For the Orange to win this game, absolutely everything would have to fall into their favor, and I don’t see that happening. Here’s how the Syracuse defense has looked game-by-game…
Colgate: 143 yards
Louisville: 845 yards
South Florida: 454 yards
UConn: 425 yards
Notre Dame: 654 yards
Wake Forest: 330 yards
With Virginia Tech’s offensive coaching, and the confidence with which the Hokies should be playing right now, there’s no reason the VT offense shouldn’t be able to put up some big yards and a lot of points on Saturday.
Prediction: Virginia Tech 41, Syracuse 20
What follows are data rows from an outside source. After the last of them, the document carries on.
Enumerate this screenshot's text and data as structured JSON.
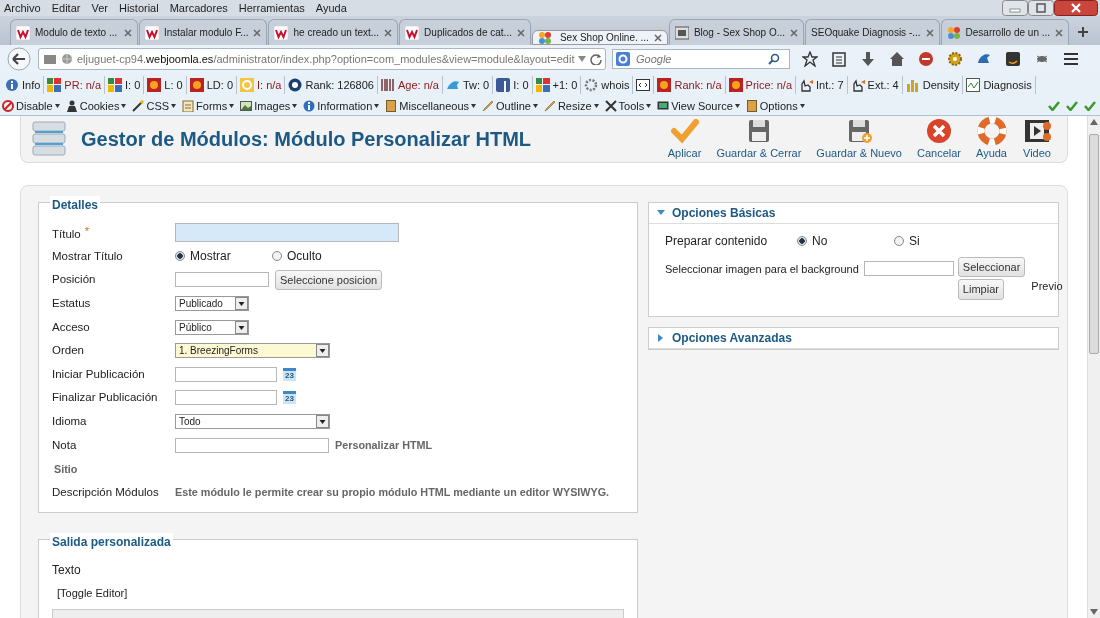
{
  "menu_bar": {
    "items": [
      "Archivo",
      "Editar",
      "Ver",
      "Historial",
      "Marcadores",
      "Herramientas",
      "Ayuda"
    ]
  },
  "tabs": [
    {
      "label": "Modulo de texto ...",
      "kind": "w",
      "selected": false
    },
    {
      "label": "Instalar modulo F...",
      "kind": "w",
      "selected": false
    },
    {
      "label": "he creado un text...",
      "kind": "w",
      "selected": false
    },
    {
      "label": "Duplicados de cat...",
      "kind": "w",
      "selected": false
    },
    {
      "label": "Sex Shop Online. ...",
      "kind": "joomla",
      "selected": true
    },
    {
      "label": "Blog - Sex Shop O...",
      "kind": "blog",
      "selected": false
    },
    {
      "label": "SEOquake Diagnosis -...",
      "kind": "plain",
      "selected": false
    },
    {
      "label": "Desarrollo de un ...",
      "kind": "joomla",
      "selected": false
    }
  ],
  "address_bar": {
    "url": "eljuguet-cp94.**webjoomla.es**/administrator/index.php?option=com_modules&view=module&layout=edit",
    "search_placeholder": "Google"
  },
  "seo_bar": [
    {
      "kind": "info",
      "label": "Info",
      "warning": false
    },
    {
      "kind": "squares",
      "label": "PR: n/a",
      "warning": true
    },
    {
      "kind": "squares",
      "label": "I: 0",
      "warning": false
    },
    {
      "kind": "flame",
      "label": "L: 0",
      "warning": false
    },
    {
      "kind": "flame",
      "label": "LD: 0",
      "warning": false
    },
    {
      "kind": "ring",
      "label": "I: n/a",
      "warning": true
    },
    {
      "kind": "circle",
      "label": "Rank: 126806",
      "warning": false
    },
    {
      "kind": "barcode",
      "label": "Age: n/a",
      "warning": true
    },
    {
      "kind": "bird",
      "label": "Tw: 0",
      "warning": false
    },
    {
      "kind": "square",
      "label": "I: 0",
      "warning": false
    },
    {
      "kind": "squares",
      "label": "+1: 0",
      "warning": false
    },
    {
      "kind": "gear",
      "label": "whois",
      "warning": false
    },
    {
      "kind": "code"
    },
    {
      "kind": "flame",
      "label": "Rank: n/a",
      "warning": true
    },
    {
      "kind": "flame",
      "label": "Price: n/a",
      "warning": true
    },
    {
      "kind": "hand",
      "label": "Int.: 7",
      "warning": false
    },
    {
      "kind": "hand",
      "label": "Ext.: 4",
      "warning": false
    },
    {
      "kind": "bars",
      "label": "Density",
      "warning": false
    },
    {
      "kind": "chart",
      "label": "Diagnosis",
      "warning": false
    }
  ],
  "dev_toolbar": [
    {
      "kind": "disable",
      "label": "Disable"
    },
    {
      "kind": "figure",
      "label": "Cookies"
    },
    {
      "kind": "wand",
      "label": "CSS"
    },
    {
      "kind": "clipboard",
      "label": "Forms"
    },
    {
      "kind": "picture",
      "label": "Images"
    },
    {
      "kind": "info",
      "label": "Information"
    },
    {
      "kind": "box",
      "label": "Miscellaneous"
    },
    {
      "kind": "pencil",
      "label": "Outline"
    },
    {
      "kind": "pencil",
      "label": "Resize"
    },
    {
      "kind": "tools",
      "label": "Tools"
    },
    {
      "kind": "monitor",
      "label": "View Source"
    },
    {
      "kind": "box",
      "label": "Options"
    }
  ],
  "page_title": "Gestor de Módulos: Módulo Personalizar HTML",
  "toolbar": [
    {
      "kind": "check",
      "label": "Aplicar"
    },
    {
      "kind": "floppy",
      "label": "Guardar & Cerrar"
    },
    {
      "kind": "floppy-plus",
      "label": "Guardar & Nuevo"
    },
    {
      "kind": "cancel",
      "label": "Cancelar"
    },
    {
      "kind": "lifebuoy",
      "label": "Ayuda"
    },
    {
      "kind": "film",
      "label": "Video"
    }
  ],
  "details": {
    "legend": "Detalles",
    "fields": [
      {
        "kind": "text",
        "label": "Título",
        "marker": "*",
        "color": "#d6e9f8"
      },
      {
        "kind": "radio",
        "label": "Mostrar Título",
        "options": [
          {
            "label": "Mostrar",
            "selected": true
          },
          {
            "label": "Oculto",
            "selected": false
          }
        ]
      },
      {
        "kind": "text-button",
        "label": "Posición",
        "button": "Seleccione posicion"
      },
      {
        "kind": "short-select",
        "label": "Estatus",
        "value": "Publicado"
      },
      {
        "kind": "short-select",
        "label": "Acceso",
        "value": "Público"
      },
      {
        "kind": "select",
        "label": "Orden",
        "value": "1. BreezingForms",
        "color": "#fdf9d2"
      },
      {
        "kind": "date",
        "label": "Iniciar Publicación",
        "calendar_day": "23"
      },
      {
        "kind": "date",
        "label": "Finalizar Publicación",
        "calendar_day": "23"
      },
      {
        "kind": "select",
        "label": "Idioma",
        "value": "Todo"
      },
      {
        "kind": "text-note",
        "label": "Nota",
        "note": "Personalizar HTML"
      },
      {
        "kind": "section",
        "label": "Sitio"
      },
      {
        "kind": "info",
        "label": "Descripción Módulos",
        "text": "Este módulo le permite crear su propio módulo HTML mediante un editor WYSIWYG."
      }
    ]
  },
  "basic_options": {
    "title": "Opciones Básicas",
    "expanded": true,
    "prepare": {
      "label": "Preparar contenido",
      "options": [
        {
          "label": "No",
          "selected": true
        },
        {
          "label": "Si",
          "selected": false
        }
      ]
    },
    "image": {
      "label": "Seleccionar imagen para el background",
      "select_button": "Seleccionar",
      "clear_button": "Limpiar",
      "preview": "Previo"
    }
  },
  "advanced_options": {
    "title": "Opciones Avanzadas",
    "expanded": false
  },
  "custom_output": {
    "legend": "Salida personalizada",
    "label": "Texto",
    "toggle": "[Toggle Editor]"
  }
}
Will Stewart’s Take: I’ve got a book on my desk that I refer to occasionally, titled Seduced by Success, and subtitled “How the Best Companies Survive the 9 Traps of Winning.”
If you run a business or any sort of organization, the book is a scary read. It will convince you that no matter how great things are going, disaster is just around the corner.
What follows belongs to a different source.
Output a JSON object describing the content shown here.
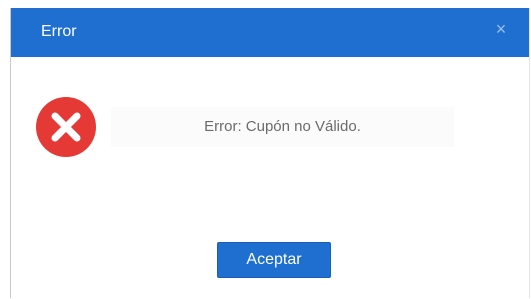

Trap #7 of 9 is “Lethargy: Getting Lulled Into a Culture of Comfort, Casualness, and Confidence.” That’s what the Hokies need to guard against this week. They’ve had everyone, including me in Monday Thoughts this week, telling them how great they are. And even if they closed out the outside world and all its huzzahs, the numbers 137-20 are still there. That’s the scoring margin in Tech’s last three games, all wins.
Confidence and lack of focus is one thing. Sometimes people lose their edge. It’s human nature. But when the Hokies step into the Carrier Dome Saturday, they might be facing something else that will make it difficult to be aggressive: a half-empty dome. As I detailed in Monday Thoughts, the Carrier Dome isn’t what it used to be. Syracuse used to fill the Dome to capacity (49,250) back in the halcyon Big East days, but in the last few years, they have averaged far fewer fans:
- 2011: 40,504
- 2012: 37,953
- 2013: 38,227
- 2014: 40,447
- 2015: 32,102
- 2016: 31,936 (three games)
As this article from 2013 notes, when Syracuse reports 35,000 fans for a game, actual butts in the seats are more like 25,000, tops.
I call it the Temple Effect. They used to play in front of about 10,000 fans in cavernous Veterans Stadium. When there aren’t any fans at a game, it takes the edge off the intensity, and it’s almost like you’re scrimmaging. No one is watching, so do the results really count? It’s easy to get lulled to sleep, and the Hokies have to guard against this, in addition to everything else.
(Now, watch: 50,000 foaming-at-the-mouth Syracuse fans will show up.)
We’ve found out a lot about Justin Fuente’s Hokies so far this season, but this Saturday, we’re going to find out how they handle success, higher expectations, and the challenge of playing an opponent they’re expected to pound into the turf. I’m going to assume they can handle it, until they prove otherwise.